Hundreds of fish die in Buffalo Trace Park lake
More than 500 fish in the Buffalo Trace Park lake died last week following the release of a chemical in the 30-acre, man-made lake east of Palmyra. An additional 50 to 100 fish were found dead yesterday. Indiana Conservation Officers are continuing their investigation into what caused the fish to die.
Park maintenance worker George Moore said Monday that he was instructed last Tuesday to put chemicals in the lake to kill the algae. He said he questioned the amount but was assured by an employee who has been with the parks department since June that it was OK.
Moore said he also questioned whether the lake should be closed to swimmers because the chemical being put in the lake could cause a skin rash.
‘I was concerned about the safety of the children,’ he said.
Again, he was assured there was no danger.
The next day, ‘the fish were coming up to the banks by the thousands,’ starved for oxygen, Moore said.
Bass and bluegill are the most common fish in the lake.
Moore, who had worked at the park about two weeks, suggested to other park employees that the living fish be transferred to a nearby pond. Moore first believed the pond was on park property but later learned it was not.
He spent most of Wednesday moving fish. He said he moved 200 ‘big’ fish and between 2,000 and 3,000 smaller fish.
‘I didn’t want to see a bunch of fish dying,’ he said.
Indiana Conservation Officers were notified of the dying fish on Thursday.
C.O. Jim Hash, who is assigned to Harrison County, said the Indiana State Police Post at Sellersburg relayed information to him and Floyd County Conservation Officer Gary Pennington about the incident after the ISP Jasper Post received a call.
The two officers went to Buffalo Trace Park to begin their investigation Thursday.
‘It’s an ongoing investigation,’ said Hash, who provided few details.
Personnel from the Indiana Dept. of Environmental Management took water samples from the lake Thursday evening.
Hash added that anyone using any type of chemical around water should read and carefully follow all labels. Most products have ‘all kinds of warnings’ on the packaging relating to aquatic animals.
Claudia Howard, director of the Harrison County Parks Dept., said yesterday morning that the lake was closed to swimmers and anglers one day, after the fish began dying.
She said ‘a small amount of the chemical’ had been added about one week after the lake ‘turned over,’ a natural occurrence that happens as the oxygen level lowers in a still body of water.
Moore, who used to raise fish, told conservation officers that two bags were put in the lake, when one bag probably would have been sufficient.
‘We were a little concerned,’ Howard said. The parks department had the Harrison County Health Dept. test the water; the results showed ‘very low’ levels of the chemical remaining in the lake.
Herb Schneider, manager of Buffalo Trace, said yesterday afternoon that he is unsure why the fishing are dying.

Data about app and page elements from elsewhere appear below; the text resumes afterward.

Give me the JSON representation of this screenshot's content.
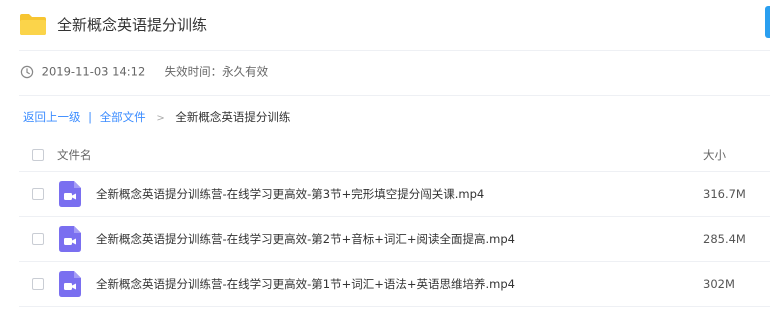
{
  "share": {
    "title": "全新概念英语提分训练",
    "date": "2019-11-03 14:12",
    "expiry": "失效时间：永久有效"
  },
  "breadcrumb": {
    "back": "返回上一级",
    "separator": "|",
    "all_files": "全部文件",
    "arrow": ">",
    "current": "全新概念英语提分训练"
  },
  "table": {
    "headers": {
      "name": "文件名",
      "size": "大小"
    },
    "rows": [
      {
        "name": "全新概念英语提分训练营-在线学习更高效-第3节+完形填空提分闯关课.mp4",
        "size": "316.7M"
      },
      {
        "name": "全新概念英语提分训练营-在线学习更高效-第2节+音标+词汇+阅读全面提高.mp4",
        "size": "285.4M"
      },
      {
        "name": "全新概念英语提分训练营-在线学习更高效-第1节+词汇+语法+英语思维培养.mp4",
        "size": "302M"
      }
    ]
  },
  "icons": {
    "folder": "folder-icon",
    "clock": "clock-icon",
    "video": "video-file-icon"
  },
  "colors": {
    "folder": "#f7c531",
    "link": "#3b8cff",
    "video_icon": "#7a6ff0",
    "accent": "#2a9ff0"
  }
}
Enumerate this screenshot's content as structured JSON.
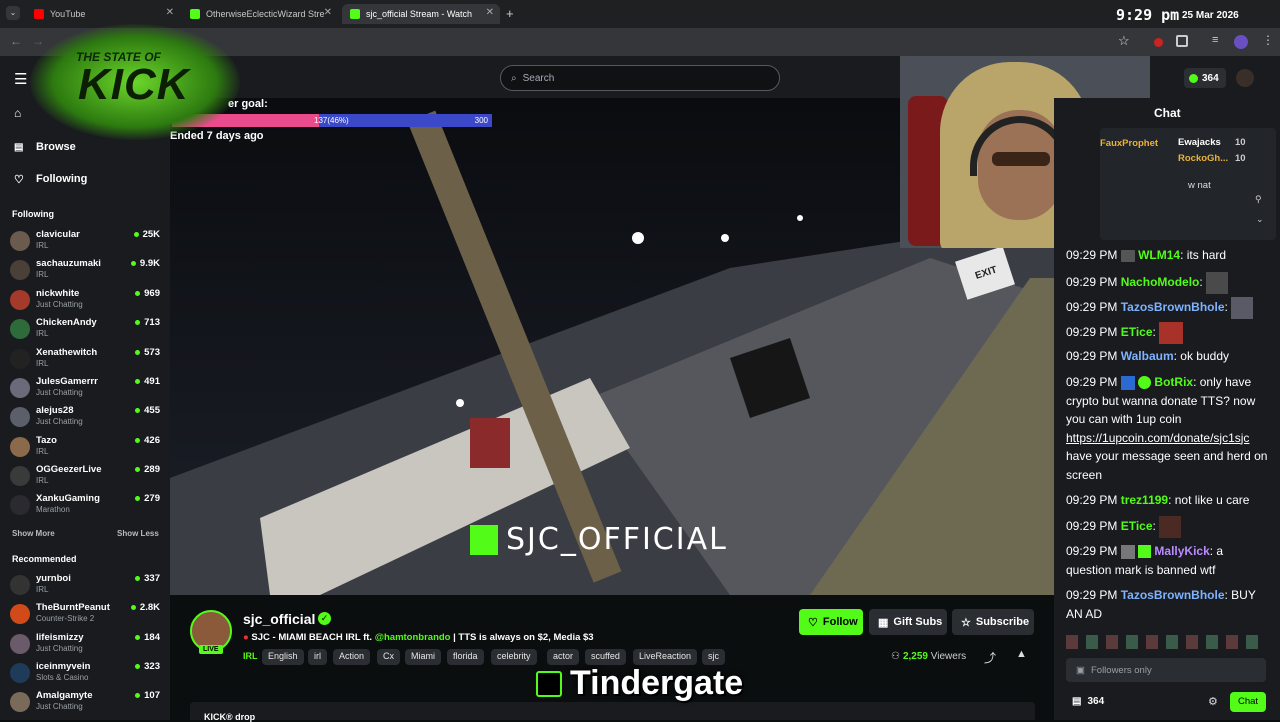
{
  "browser": {
    "tabs": [
      {
        "title": "YouTube",
        "color": "#ff0000"
      },
      {
        "title": "OtherwiseEclecticWizard Stream",
        "color": "#53fc18"
      },
      {
        "title": "sjc_official Stream - Watch",
        "color": "#53fc18"
      }
    ],
    "new_tab": "+"
  },
  "clock": {
    "time": "9:29 pm",
    "date": "25 Mar 2026"
  },
  "logo": {
    "line1": "THE STATE OF",
    "line2": "KICK"
  },
  "header": {
    "search_placeholder": "Search",
    "points": "364"
  },
  "sidebar": {
    "nav": [
      {
        "label": "Browse",
        "icon": "compass-icon"
      },
      {
        "label": "Following",
        "icon": "heart-icon"
      }
    ],
    "following_title": "Following",
    "following": [
      {
        "name": "clavicular",
        "category": "IRL",
        "viewers": "25K"
      },
      {
        "name": "sachauzumaki",
        "category": "IRL",
        "viewers": "9.9K"
      },
      {
        "name": "nickwhite",
        "category": "Just Chatting",
        "viewers": "969"
      },
      {
        "name": "ChickenAndy",
        "category": "IRL",
        "viewers": "713"
      },
      {
        "name": "Xenathewitch",
        "category": "IRL",
        "viewers": "573"
      },
      {
        "name": "JulesGamerrr",
        "category": "Just Chatting",
        "viewers": "491"
      },
      {
        "name": "alejus28",
        "category": "Just Chatting",
        "viewers": "455"
      },
      {
        "name": "Tazo",
        "category": "IRL",
        "viewers": "426"
      },
      {
        "name": "OGGeezerLive",
        "category": "IRL",
        "viewers": "289"
      },
      {
        "name": "XankuGaming",
        "category": "Marathon",
        "viewers": "279"
      }
    ],
    "show_more": "Show More",
    "show_less": "Show Less",
    "recommended_title": "Recommended",
    "recommended": [
      {
        "name": "yurnboi",
        "category": "IRL",
        "viewers": "337"
      },
      {
        "name": "TheBurntPeanut",
        "category": "Counter-Strike 2",
        "viewers": "2.8K"
      },
      {
        "name": "lifeismizzy",
        "category": "Just Chatting",
        "viewers": "184"
      },
      {
        "name": "iceinmyvein",
        "category": "Slots & Casino",
        "viewers": "323"
      },
      {
        "name": "Amalgamyte",
        "category": "Just Chatting",
        "viewers": "107"
      }
    ]
  },
  "goal": {
    "label": "er goal:",
    "progress_text": "137(46%)",
    "target": "300",
    "progress_fraction": 0.46,
    "ended": "Ended 7 days ago"
  },
  "video": {
    "watermark": "SJC_OFFICIAL",
    "exit_sign": "EXIT"
  },
  "stream": {
    "channel": "sjc_official",
    "live_badge": "LIVE",
    "title_prefix": "SJC - MIAMI BEACH IRL ft. ",
    "title_mention": "@hamtonbrando",
    "title_suffix": " | TTS is always on $2, Media $3",
    "tags": [
      "IRL",
      "English",
      "irl",
      "Action",
      "Cx",
      "Miami",
      "florida",
      "celebrity",
      "actor",
      "scuffed",
      "LiveReaction",
      "sjc"
    ],
    "follow_label": "Follow",
    "gift_label": "Gift Subs",
    "subscribe_label": "Subscribe",
    "viewers": "2,259",
    "viewers_label": "Viewers",
    "drops_label": "KICK® drop"
  },
  "caption": {
    "text": "Tindergate"
  },
  "chat": {
    "title": "Chat",
    "overlay_users": [
      {
        "name": "FauxProphet"
      },
      {
        "name": "Ewajacks",
        "count": "10"
      },
      {
        "name": "RockoGh...",
        "count": "10"
      }
    ],
    "overlay_snippet": "w nat",
    "messages": [
      {
        "time": "09:29 PM",
        "user": "WLM14",
        "color": "#53fc18",
        "text": ": its hard"
      },
      {
        "time": "09:29 PM",
        "user": "NachoModelo",
        "color": "#53fc18",
        "text": ":"
      },
      {
        "time": "09:29 PM",
        "user": "TazosBrownBhole",
        "color": "#7fb2ff",
        "text": ":"
      },
      {
        "time": "09:29 PM",
        "user": "ETice",
        "color": "#53fc18",
        "text": ":"
      },
      {
        "time": "09:29 PM",
        "user": "Walbaum",
        "color": "#7fb2ff",
        "text": ": ok buddy"
      },
      {
        "time": "09:29 PM",
        "user": "BotRix",
        "color": "#53fc18",
        "text": ": only have crypto but wanna donate TTS? now you can with 1up coin",
        "link": "https://1upcoin.com/donate/sjc1sjc",
        "after": "have your message seen and herd on screen"
      },
      {
        "time": "09:29 PM",
        "user": "trez1199",
        "color": "#53fc18",
        "text": ": not like u care"
      },
      {
        "time": "09:29 PM",
        "user": "ETice",
        "color": "#53fc18",
        "text": ":"
      },
      {
        "time": "09:29 PM",
        "user": "MallyKick",
        "color": "#b98cff",
        "text": ": a question mark is banned wtf"
      },
      {
        "time": "09:29 PM",
        "user": "TazosBrownBhole",
        "color": "#7fb2ff",
        "text": ": BUY AN AD"
      }
    ],
    "input_placeholder": "Followers only",
    "points": "364",
    "send_label": "Chat"
  }
}
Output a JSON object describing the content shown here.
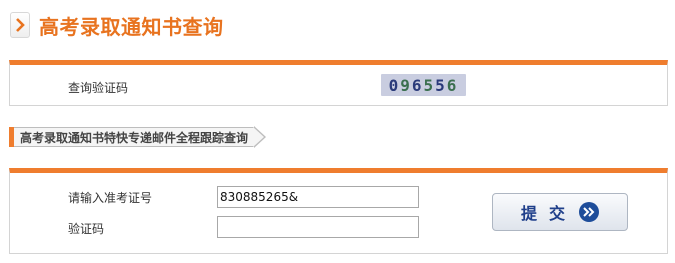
{
  "title": "高考录取通知书查询",
  "captcha_panel": {
    "label": "查询验证码",
    "captcha_digits": [
      "0",
      "9",
      "6",
      "5",
      "5",
      "6"
    ]
  },
  "express_section": {
    "tab_label": "高考录取通知书特快专递邮件全程跟踪查询"
  },
  "form": {
    "exam_number_label": "请输入准考证号",
    "exam_number_value": "830885265&",
    "code_label": "验证码",
    "code_value": "",
    "submit_label": "提交"
  },
  "colors": {
    "accent": "#ef7d2e",
    "title": "#e8731f",
    "button_text": "#1f3f8a"
  },
  "icons": {
    "title_marker": "chevron-right-icon",
    "submit": "double-chevron-right-icon"
  }
}
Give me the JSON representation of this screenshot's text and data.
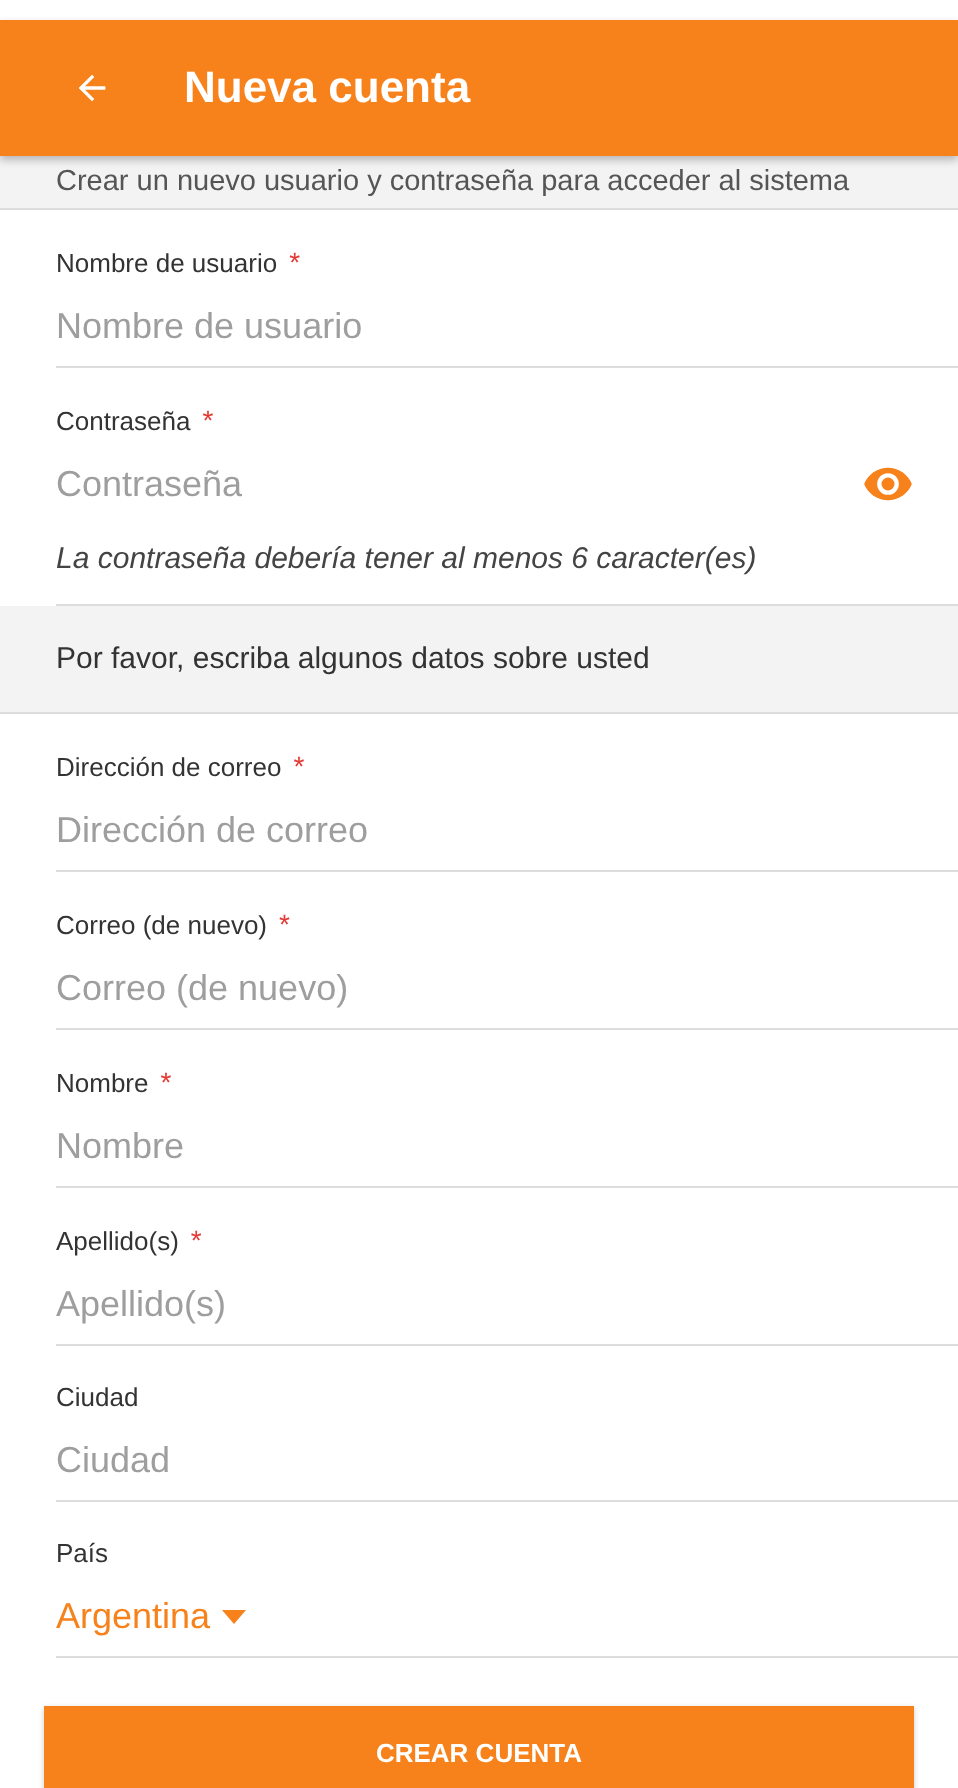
{
  "header": {
    "title": "Nueva cuenta"
  },
  "intro": "Crear un nuevo usuario y contraseña para acceder al sistema",
  "sections": [
    {
      "fields": [
        {
          "kind": "text",
          "label": "Nombre de usuario",
          "required_mark": "*",
          "placeholder": "Nombre de usuario"
        },
        {
          "kind": "password",
          "label": "Contraseña",
          "required_mark": "*",
          "placeholder": "Contraseña",
          "hint": "La contraseña debería tener al menos 6 caracter(es)"
        }
      ]
    },
    {
      "note": "Por favor, escriba algunos datos sobre usted",
      "fields": [
        {
          "kind": "text",
          "label": "Dirección de correo",
          "required_mark": "*",
          "placeholder": "Dirección de correo"
        },
        {
          "kind": "text",
          "label": "Correo (de nuevo)",
          "required_mark": "*",
          "placeholder": "Correo (de nuevo)"
        },
        {
          "kind": "text",
          "label": "Nombre",
          "required_mark": "*",
          "placeholder": "Nombre"
        },
        {
          "kind": "text",
          "label": "Apellido(s)",
          "required_mark": "*",
          "placeholder": "Apellido(s)"
        },
        {
          "kind": "text",
          "label": "Ciudad",
          "placeholder": "Ciudad"
        },
        {
          "kind": "select",
          "label": "País",
          "value": "Argentina"
        }
      ]
    }
  ],
  "submit": "CREAR CUENTA"
}
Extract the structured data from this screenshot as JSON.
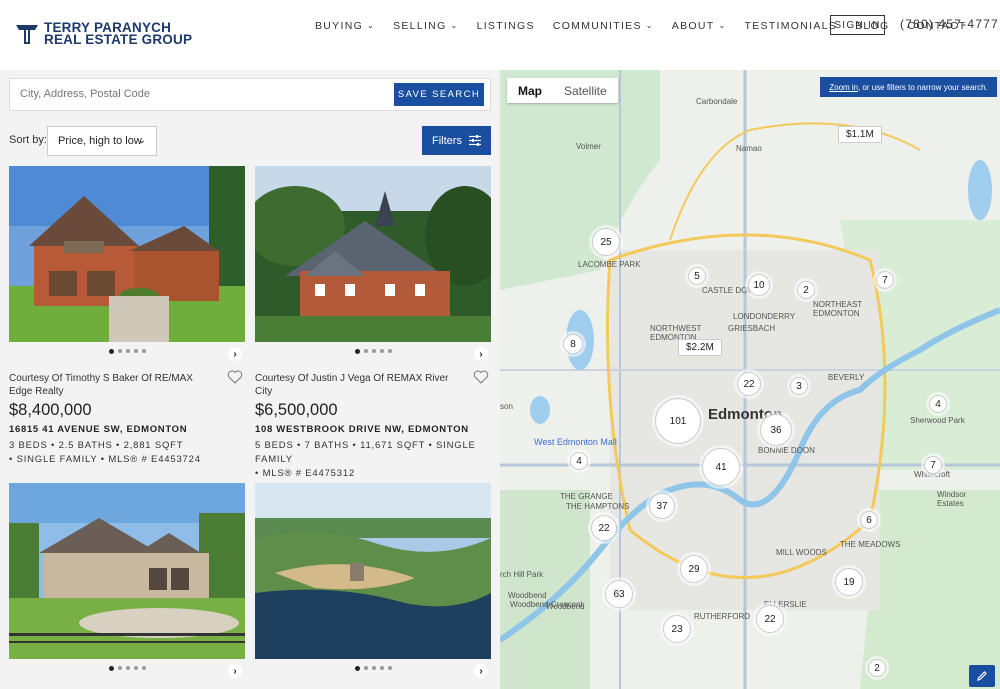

There were several things going on pertaining to the lake, which he says turned over about two weeks ago, including the addition of the chemical last week and the spraying of a weed killer around the park’s parking lot.
‘Apparently the oxygen level is still low,’ Schneider said. He added that test results show no chemicals remaining in the water.
The park department voluntarily closed the lake for the one day, Thursday.
Yesterday morning, Hash received a phone call from a park board member, who reported another 50 to 100 fish were found dead in the lake that morning.
Moore was terminated as a park employee Monday morning. He said two incidents were reported as cause for his dismissal.
The first allegedly happened Friday. ‘I weed-eated the grass,’ he said, and has witnesses, which include Hash and Pennington, who saw him. But Moore said it was reported that he did not do his assigned task that day.
‘They said I didn’t, but I did,’ he said.
On Monday, he arrived 10 minutes late for work. When he was hired, Moore said, he was told his hours would be 8 a.m. to 3:30 p.m., but because of the heat, employees have been starting work at 7 a.m.
Moore, who lives with his sister and her family, told his supervisor that he might not be able to make it to work by 7. He said he was told he could work later than everyone else, until he got his time in.
After he arrived at 7:10 a.m. Monday, Moore was notified that he was being dismissed, that he was 10 minutes late. Moore said according to his official hours he was 50 minutes early.
Schneider confirmed yesterday that Moore had been terminated as an employee.
‘But he was not let go because of the lake situation,’ he said without elaborating.
Moore said he was accused of calling state officials, an accusation he denies. He said Monday that he intends to contact an attorney, as a ‘matter of principle.’
Buffalo Trace Park lake remains open to swimmers through Sunday, Aug. 15. After that, it will be open for swimming on Saturdays and Sundays through Labor Day.